REQUIRED WORK – Of the lines below, copy those that hold the word "title".

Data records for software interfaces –
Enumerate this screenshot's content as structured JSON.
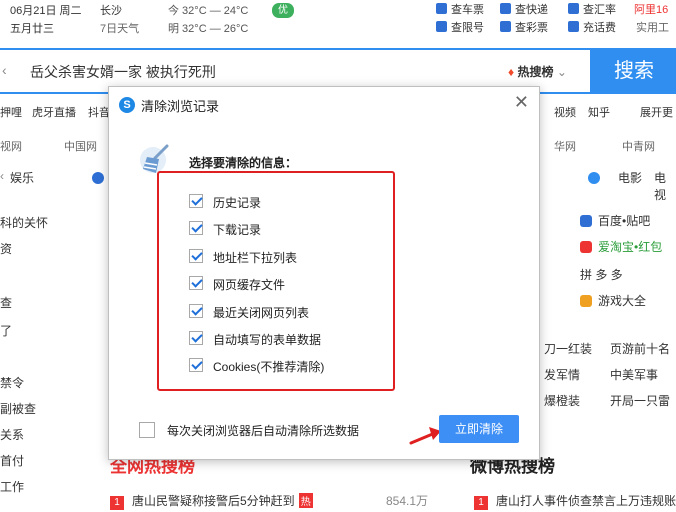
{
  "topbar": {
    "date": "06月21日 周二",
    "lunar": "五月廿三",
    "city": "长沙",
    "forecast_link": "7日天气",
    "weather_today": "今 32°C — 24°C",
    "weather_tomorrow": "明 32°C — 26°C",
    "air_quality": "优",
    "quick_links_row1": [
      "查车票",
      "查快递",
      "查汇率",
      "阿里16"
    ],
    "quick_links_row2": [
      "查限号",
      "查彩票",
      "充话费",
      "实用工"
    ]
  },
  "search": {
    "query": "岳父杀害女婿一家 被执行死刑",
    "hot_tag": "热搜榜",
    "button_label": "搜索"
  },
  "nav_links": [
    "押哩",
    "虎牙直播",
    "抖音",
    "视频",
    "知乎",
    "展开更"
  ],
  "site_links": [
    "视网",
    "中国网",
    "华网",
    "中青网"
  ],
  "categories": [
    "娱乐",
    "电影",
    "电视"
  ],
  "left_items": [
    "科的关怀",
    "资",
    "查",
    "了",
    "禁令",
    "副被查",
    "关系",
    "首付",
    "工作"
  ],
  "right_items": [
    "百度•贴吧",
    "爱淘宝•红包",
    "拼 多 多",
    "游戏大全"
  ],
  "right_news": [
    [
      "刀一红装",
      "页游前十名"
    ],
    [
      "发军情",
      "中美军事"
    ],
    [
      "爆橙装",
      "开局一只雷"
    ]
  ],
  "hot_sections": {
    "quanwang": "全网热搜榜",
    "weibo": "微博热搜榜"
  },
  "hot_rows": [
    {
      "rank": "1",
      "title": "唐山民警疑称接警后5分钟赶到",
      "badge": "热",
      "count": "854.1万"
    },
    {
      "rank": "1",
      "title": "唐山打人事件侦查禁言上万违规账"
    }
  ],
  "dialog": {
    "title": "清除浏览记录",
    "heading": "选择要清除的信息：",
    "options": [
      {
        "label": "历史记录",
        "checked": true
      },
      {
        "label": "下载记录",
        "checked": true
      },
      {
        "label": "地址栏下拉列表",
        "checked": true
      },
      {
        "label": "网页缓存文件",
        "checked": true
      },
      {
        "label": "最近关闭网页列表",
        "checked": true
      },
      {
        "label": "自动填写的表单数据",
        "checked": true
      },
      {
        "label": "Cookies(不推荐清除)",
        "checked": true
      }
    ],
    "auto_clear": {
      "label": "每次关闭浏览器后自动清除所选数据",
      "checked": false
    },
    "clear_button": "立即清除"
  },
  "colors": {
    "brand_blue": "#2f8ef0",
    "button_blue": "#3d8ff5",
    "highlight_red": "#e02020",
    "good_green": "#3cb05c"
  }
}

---

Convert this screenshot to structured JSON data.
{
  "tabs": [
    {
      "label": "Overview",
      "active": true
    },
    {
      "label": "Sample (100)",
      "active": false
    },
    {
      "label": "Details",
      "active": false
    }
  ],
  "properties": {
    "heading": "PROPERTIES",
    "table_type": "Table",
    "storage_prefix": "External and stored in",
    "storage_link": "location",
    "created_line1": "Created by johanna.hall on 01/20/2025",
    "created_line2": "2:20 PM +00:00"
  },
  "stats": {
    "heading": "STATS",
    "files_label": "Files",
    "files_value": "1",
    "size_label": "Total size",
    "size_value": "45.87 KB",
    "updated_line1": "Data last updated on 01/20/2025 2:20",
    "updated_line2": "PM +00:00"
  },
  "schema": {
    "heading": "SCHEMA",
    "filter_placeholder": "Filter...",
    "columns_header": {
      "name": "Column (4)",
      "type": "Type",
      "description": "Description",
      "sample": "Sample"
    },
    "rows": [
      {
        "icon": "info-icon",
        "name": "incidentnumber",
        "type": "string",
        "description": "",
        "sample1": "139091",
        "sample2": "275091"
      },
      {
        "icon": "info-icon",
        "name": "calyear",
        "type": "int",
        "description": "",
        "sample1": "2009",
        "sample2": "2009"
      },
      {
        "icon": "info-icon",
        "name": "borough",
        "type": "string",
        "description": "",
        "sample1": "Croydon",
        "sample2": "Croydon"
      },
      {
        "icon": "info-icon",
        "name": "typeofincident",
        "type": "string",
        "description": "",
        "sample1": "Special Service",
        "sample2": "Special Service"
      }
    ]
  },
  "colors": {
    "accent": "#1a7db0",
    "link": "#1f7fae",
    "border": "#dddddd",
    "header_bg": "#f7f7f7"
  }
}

RESPONSE TO THIS EXERCISE –
      "title": "唐山民警疑称接警后5分钟赶到",
      "title": "唐山打人事件侦查禁言上万违规账"
    "title": "清除浏览记录",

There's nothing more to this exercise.